This continued for some time. We had some trouble with the pace and congestion at this point – we kept having to stop behind slow groups, but couldn’t get enough momentum to pass them and stay ahead. So we alternated between getting cold and getting tired, not ideal. Around 7:30 am we stopped for a longer break, about 15 minutes. We were about 700 ft from the summit, but we were getting worn down. The altitude was kicking in and it was hard to stay focused. We chatted about our energy level and motivation, and decided that if we weren’t on the summit by 10 am we would turn around and head back. Pretty generous, but it seemed like a good goal at the time. We had another snack and got our legs moving again.
The slightly longer rest and chat had motivated us, and we ended up being pretty solid the rest of the way to the summit. We slowly realized we had arrived as we saw rock and climbers resting. 8:30 am. There were some wispy clouds around and the wind was whipping across the crater. Not a very hospitable place. We could see north to Baker, but a light haze kept the views from extending more than a couple hundred miles. It felt really good to be at the top, and a huge relief to know that we wouldn’t have to go up any further.
The wind was keeping us from enjoying the rest too much though. We were feeling the cold and decided it would be best to make our stay short. We snapped a few photos, tightened up our gear and set off for the descent. We kept our cramp-ons on in case we came to any icy patches, but things were getting pretty slushy and we probably could have moved a bit faster without them. Still, the descent was a relief and it felt like we were covering ground in no time. We stopped briefly a couple more times to snack and plodded on. We found that the snow bridge we had crossed earlier had melted out a bit more, requiring a short jump to get across. We played is safe and set some protection in the snow in case of a slip and made it across without trouble.

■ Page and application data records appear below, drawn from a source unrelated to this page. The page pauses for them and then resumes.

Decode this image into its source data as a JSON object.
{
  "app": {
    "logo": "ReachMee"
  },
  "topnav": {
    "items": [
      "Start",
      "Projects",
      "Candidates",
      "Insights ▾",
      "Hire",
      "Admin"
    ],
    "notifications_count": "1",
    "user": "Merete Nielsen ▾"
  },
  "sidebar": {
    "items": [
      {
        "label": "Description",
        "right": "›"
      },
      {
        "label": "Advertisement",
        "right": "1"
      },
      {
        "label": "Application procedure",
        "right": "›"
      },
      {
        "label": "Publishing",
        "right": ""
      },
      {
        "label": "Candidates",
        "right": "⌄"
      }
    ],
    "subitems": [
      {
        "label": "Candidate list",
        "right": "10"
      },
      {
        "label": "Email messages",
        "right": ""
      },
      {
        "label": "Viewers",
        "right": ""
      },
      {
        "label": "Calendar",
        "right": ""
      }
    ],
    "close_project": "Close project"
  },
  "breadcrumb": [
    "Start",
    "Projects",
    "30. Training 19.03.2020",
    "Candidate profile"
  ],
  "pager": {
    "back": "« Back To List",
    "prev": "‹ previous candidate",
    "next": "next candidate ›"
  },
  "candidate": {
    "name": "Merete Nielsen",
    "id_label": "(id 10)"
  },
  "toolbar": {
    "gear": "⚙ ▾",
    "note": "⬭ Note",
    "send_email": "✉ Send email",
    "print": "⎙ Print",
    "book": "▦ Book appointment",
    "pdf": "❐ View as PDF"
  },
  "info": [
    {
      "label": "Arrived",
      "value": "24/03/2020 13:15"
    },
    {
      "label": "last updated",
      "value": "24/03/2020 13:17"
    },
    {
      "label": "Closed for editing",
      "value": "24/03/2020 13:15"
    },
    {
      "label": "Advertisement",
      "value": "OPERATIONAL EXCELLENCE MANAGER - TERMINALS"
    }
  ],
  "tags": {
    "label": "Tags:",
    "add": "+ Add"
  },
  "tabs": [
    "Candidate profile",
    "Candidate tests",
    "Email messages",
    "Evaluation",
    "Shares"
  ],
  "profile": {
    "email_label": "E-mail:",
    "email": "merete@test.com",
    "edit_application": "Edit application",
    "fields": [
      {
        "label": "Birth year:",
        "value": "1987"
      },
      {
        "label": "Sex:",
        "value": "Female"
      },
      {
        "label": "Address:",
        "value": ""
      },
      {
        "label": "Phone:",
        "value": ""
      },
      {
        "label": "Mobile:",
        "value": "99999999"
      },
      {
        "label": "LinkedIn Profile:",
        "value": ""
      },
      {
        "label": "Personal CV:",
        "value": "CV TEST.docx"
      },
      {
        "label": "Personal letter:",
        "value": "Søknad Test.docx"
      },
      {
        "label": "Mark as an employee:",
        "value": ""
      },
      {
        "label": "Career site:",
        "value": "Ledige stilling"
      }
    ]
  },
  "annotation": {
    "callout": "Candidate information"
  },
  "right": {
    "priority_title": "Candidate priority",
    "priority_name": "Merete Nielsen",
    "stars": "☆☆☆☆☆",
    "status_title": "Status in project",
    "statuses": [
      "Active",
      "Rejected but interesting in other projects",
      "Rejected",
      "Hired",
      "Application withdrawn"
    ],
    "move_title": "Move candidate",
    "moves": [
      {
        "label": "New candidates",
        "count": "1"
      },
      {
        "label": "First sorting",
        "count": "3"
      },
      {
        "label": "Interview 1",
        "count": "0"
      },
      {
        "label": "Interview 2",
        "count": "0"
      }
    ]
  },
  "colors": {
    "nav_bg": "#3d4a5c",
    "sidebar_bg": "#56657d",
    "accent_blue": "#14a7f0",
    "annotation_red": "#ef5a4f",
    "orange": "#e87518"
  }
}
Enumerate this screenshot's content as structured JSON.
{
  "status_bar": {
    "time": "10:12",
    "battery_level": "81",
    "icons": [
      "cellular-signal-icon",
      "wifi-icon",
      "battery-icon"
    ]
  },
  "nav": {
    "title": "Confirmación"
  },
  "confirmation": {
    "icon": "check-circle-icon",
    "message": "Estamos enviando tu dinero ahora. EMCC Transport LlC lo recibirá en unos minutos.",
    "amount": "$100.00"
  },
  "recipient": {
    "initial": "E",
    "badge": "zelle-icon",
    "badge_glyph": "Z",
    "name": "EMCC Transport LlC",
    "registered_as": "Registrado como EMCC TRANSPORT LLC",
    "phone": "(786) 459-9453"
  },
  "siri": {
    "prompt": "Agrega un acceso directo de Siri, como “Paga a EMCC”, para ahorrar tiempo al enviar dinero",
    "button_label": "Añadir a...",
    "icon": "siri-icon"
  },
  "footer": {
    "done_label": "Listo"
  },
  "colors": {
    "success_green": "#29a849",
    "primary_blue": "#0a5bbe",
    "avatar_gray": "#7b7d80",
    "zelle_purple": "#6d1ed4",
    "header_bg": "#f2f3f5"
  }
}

After some final knee-high-slush trudging, we made it back to Camp Schurman where are tents were waiting for us, 1 pm. We shed our packs and crawled into sleeping bags for a quick rest. We could stay another night there if we wanted, but we had heard that there were thunder storms were on the way. We slept about an hour and a half and packed up camp. We loaded up our bags by 5 pm and got on the rope for one last stretch of glacier travel. We were exhausted but happy, and everything went smoothly. We got to Inter Glacier, the steep snowfield from the second day, and were greeted by a nicely groomed glissade track. Strapping our gear on tightly, we sat on our butts and got ready to slide. It felt terrific. The 3-mile snowfield which had taken us 3-4 hours to climb a day early quickly receeded in about 15 minutes of amusement park-style enjoyment. The snow cooled our legs, pretty much bliss. Within the hour we were back to our first camp and on our way out on a 3.5 mile dirt trail. Our heads were clear with the reduced altitude, but foggy from exhaustion. The hike felt more like about 7 miles, but we made it. We got to the car at 9 pm and took our boots off to great relief. Success! We had reached the summit and made it back down in one piece. It felt incredible. And it was really hard. We were totally beat, loopy, hungry for something other than Power Bars.
We got in the car hoping to find burgers, but Enumclaw is a sleepy town at 10 pm on a Sunday, so we settled for the 24-hour Safeway. Another meal of snacks, but at this point it didn’t really matter. We got back to Seattle around midnight, ready for some hot showers and warm beds. In bed by 1 am, up at 8 am for work. 7 hours felt luxurious. What a weekend.